▶ **Description of the task**
Please print all of the entries, matching them exactly.

▶ **Dataset records**
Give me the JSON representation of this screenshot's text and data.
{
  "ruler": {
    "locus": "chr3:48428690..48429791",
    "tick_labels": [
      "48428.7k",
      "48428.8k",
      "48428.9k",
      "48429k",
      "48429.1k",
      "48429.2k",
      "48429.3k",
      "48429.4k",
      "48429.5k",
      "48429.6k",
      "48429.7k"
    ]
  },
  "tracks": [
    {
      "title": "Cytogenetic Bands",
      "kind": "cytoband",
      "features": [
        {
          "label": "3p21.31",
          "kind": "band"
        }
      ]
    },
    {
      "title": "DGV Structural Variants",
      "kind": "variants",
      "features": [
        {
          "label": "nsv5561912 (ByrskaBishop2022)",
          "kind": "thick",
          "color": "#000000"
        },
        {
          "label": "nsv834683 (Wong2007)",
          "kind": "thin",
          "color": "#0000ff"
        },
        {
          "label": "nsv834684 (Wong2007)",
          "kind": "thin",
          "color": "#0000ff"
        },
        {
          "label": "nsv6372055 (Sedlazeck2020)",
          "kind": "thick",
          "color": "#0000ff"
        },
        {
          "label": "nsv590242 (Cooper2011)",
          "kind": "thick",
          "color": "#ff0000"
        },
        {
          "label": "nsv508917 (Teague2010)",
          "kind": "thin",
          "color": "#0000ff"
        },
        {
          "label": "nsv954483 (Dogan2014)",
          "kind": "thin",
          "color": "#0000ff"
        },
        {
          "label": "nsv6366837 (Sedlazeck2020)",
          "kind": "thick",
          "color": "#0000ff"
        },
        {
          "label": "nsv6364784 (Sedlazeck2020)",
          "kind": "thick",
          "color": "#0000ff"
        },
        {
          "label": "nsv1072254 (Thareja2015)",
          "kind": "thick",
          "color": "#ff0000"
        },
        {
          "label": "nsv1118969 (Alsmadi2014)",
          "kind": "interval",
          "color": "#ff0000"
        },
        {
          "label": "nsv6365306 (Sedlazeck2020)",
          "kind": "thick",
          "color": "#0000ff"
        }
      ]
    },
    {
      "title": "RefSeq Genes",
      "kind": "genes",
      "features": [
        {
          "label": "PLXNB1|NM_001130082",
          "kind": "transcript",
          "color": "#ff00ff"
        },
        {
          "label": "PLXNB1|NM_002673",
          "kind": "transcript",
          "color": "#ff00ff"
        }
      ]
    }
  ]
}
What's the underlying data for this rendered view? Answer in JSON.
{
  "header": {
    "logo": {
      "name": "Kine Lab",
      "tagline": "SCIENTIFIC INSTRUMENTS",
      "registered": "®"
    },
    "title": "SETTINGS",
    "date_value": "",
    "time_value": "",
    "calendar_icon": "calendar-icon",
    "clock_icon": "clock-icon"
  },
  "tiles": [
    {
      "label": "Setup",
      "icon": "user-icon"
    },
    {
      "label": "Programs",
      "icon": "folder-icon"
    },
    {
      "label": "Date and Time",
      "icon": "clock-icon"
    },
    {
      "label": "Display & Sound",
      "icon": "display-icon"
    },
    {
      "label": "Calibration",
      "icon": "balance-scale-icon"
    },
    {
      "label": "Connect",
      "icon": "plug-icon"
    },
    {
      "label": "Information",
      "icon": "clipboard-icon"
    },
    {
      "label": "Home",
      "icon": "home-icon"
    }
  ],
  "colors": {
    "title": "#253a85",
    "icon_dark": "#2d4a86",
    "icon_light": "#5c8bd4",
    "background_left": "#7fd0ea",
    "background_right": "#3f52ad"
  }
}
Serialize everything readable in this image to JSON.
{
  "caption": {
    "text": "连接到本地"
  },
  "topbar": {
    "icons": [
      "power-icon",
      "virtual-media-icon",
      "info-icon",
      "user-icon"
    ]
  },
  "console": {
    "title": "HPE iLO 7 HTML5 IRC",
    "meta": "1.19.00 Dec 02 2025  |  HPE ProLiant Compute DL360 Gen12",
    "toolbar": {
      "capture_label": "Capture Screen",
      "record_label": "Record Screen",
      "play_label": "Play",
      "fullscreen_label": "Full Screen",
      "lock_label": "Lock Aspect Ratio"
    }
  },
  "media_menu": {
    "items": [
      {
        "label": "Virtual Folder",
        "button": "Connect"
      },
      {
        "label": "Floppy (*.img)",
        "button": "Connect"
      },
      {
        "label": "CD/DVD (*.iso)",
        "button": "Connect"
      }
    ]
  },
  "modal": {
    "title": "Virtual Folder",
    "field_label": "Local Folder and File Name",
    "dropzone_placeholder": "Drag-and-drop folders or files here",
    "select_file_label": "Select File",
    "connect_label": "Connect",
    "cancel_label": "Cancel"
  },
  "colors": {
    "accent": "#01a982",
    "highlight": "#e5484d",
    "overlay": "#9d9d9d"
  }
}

▶ **Answer space**
Give me the JSON representation of this screenshot's text and data.
{
  "ruler": {
    "locus": "chr3:48428690..48429791",
    "tick_labels": [
      "48428.7k",
      "48428.8k",
      "48428.9k",
      "48429k",
      "48429.1k",
      "48429.2k",
      "48429.3k",
      "48429.4k",
      "48429.5k",
      "48429.6k",
      "48429.7k"
    ]
  },
  "tracks": [
    {
      "title": "Cytogenetic Bands",
      "kind": "cytoband",
      "features": [
        {
          "label": "3p21.31",
          "kind": "band"
        }
      ]
    },
    {
      "title": "DGV Structural Variants",
      "kind": "variants",
      "features": [
        {
          "label": "nsv5561912 (ByrskaBishop2022)",
          "kind": "thick",
          "color": "#000000"
        },
        {
          "label": "nsv834683 (Wong2007)",
          "kind": "thin",
          "color": "#0000ff"
        },
        {
          "label": "nsv834684 (Wong2007)",
          "kind": "thin",
          "color": "#0000ff"
        },
        {
          "label": "nsv6372055 (Sedlazeck2020)",
          "kind": "thick",
          "color": "#0000ff"
        },
        {
          "label": "nsv590242 (Cooper2011)",
          "kind": "thick",
          "color": "#ff0000"
        },
        {
          "label": "nsv508917 (Teague2010)",
          "kind": "thin",
          "color": "#0000ff"
        },
        {
          "label": "nsv954483 (Dogan2014)",
          "kind": "thin",
          "color": "#0000ff"
        },
        {
          "label": "nsv6366837 (Sedlazeck2020)",
          "kind": "thick",
          "color": "#0000ff"
        },
        {
          "label": "nsv6364784 (Sedlazeck2020)",
          "kind": "thick",
          "color": "#0000ff"
        },
        {
          "label": "nsv1072254 (Thareja2015)",
          "kind": "thick",
          "color": "#ff0000"
        },
        {
          "label": "nsv1118969 (Alsmadi2014)",
          "kind": "interval",
          "color": "#ff0000"
        },
        {
          "label": "nsv6365306 (Sedlazeck2020)",
          "kind": "thick",
          "color": "#0000ff"
        }
      ]
    },
    {
      "title": "RefSeq Genes",
      "kind": "genes",
      "features": [
        {
          "label": "PLXNB1|NM_001130082",
          "kind": "transcript",
          "color": "#ff00ff"
        },
        {
          "label": "PLXNB1|NM_002673",
          "kind": "transcript",
          "color": "#ff00ff"
        }
      ]
    }
  ]
}
What's the underlying data for this rendered view? Answer in JSON.
{
  "header": {
    "logo": {
      "name": "Kine Lab",
      "tagline": "SCIENTIFIC INSTRUMENTS",
      "registered": "®"
    },
    "title": "SETTINGS",
    "date_value": "",
    "time_value": "",
    "calendar_icon": "calendar-icon",
    "clock_icon": "clock-icon"
  },
  "tiles": [
    {
      "label": "Setup",
      "icon": "user-icon"
    },
    {
      "label": "Programs",
      "icon": "folder-icon"
    },
    {
      "label": "Date and Time",
      "icon": "clock-icon"
    },
    {
      "label": "Display & Sound",
      "icon": "display-icon"
    },
    {
      "label": "Calibration",
      "icon": "balance-scale-icon"
    },
    {
      "label": "Connect",
      "icon": "plug-icon"
    },
    {
      "label": "Information",
      "icon": "clipboard-icon"
    },
    {
      "label": "Home",
      "icon": "home-icon"
    }
  ],
  "colors": {
    "title": "#253a85",
    "icon_dark": "#2d4a86",
    "icon_light": "#5c8bd4",
    "background_left": "#7fd0ea",
    "background_right": "#3f52ad"
  }
}
Serialize everything readable in this image to JSON.
{
  "caption": {
    "text": "连接到本地"
  },
  "topbar": {
    "icons": [
      "power-icon",
      "virtual-media-icon",
      "info-icon",
      "user-icon"
    ]
  },
  "console": {
    "title": "HPE iLO 7 HTML5 IRC",
    "meta": "1.19.00 Dec 02 2025  |  HPE ProLiant Compute DL360 Gen12",
    "toolbar": {
      "capture_label": "Capture Screen",
      "record_label": "Record Screen",
      "play_label": "Play",
      "fullscreen_label": "Full Screen",
      "lock_label": "Lock Aspect Ratio"
    }
  },
  "media_menu": {
    "items": [
      {
        "label": "Virtual Folder",
        "button": "Connect"
      },
      {
        "label": "Floppy (*.img)",
        "button": "Connect"
      },
      {
        "label": "CD/DVD (*.iso)",
        "button": "Connect"
      }
    ]
  },
  "modal": {
    "title": "Virtual Folder",
    "field_label": "Local Folder and File Name",
    "dropzone_placeholder": "Drag-and-drop folders or files here",
    "select_file_label": "Select File",
    "connect_label": "Connect",
    "cancel_label": "Cancel"
  },
  "colors": {
    "accent": "#01a982",
    "highlight": "#e5484d",
    "overlay": "#9d9d9d"
  }
}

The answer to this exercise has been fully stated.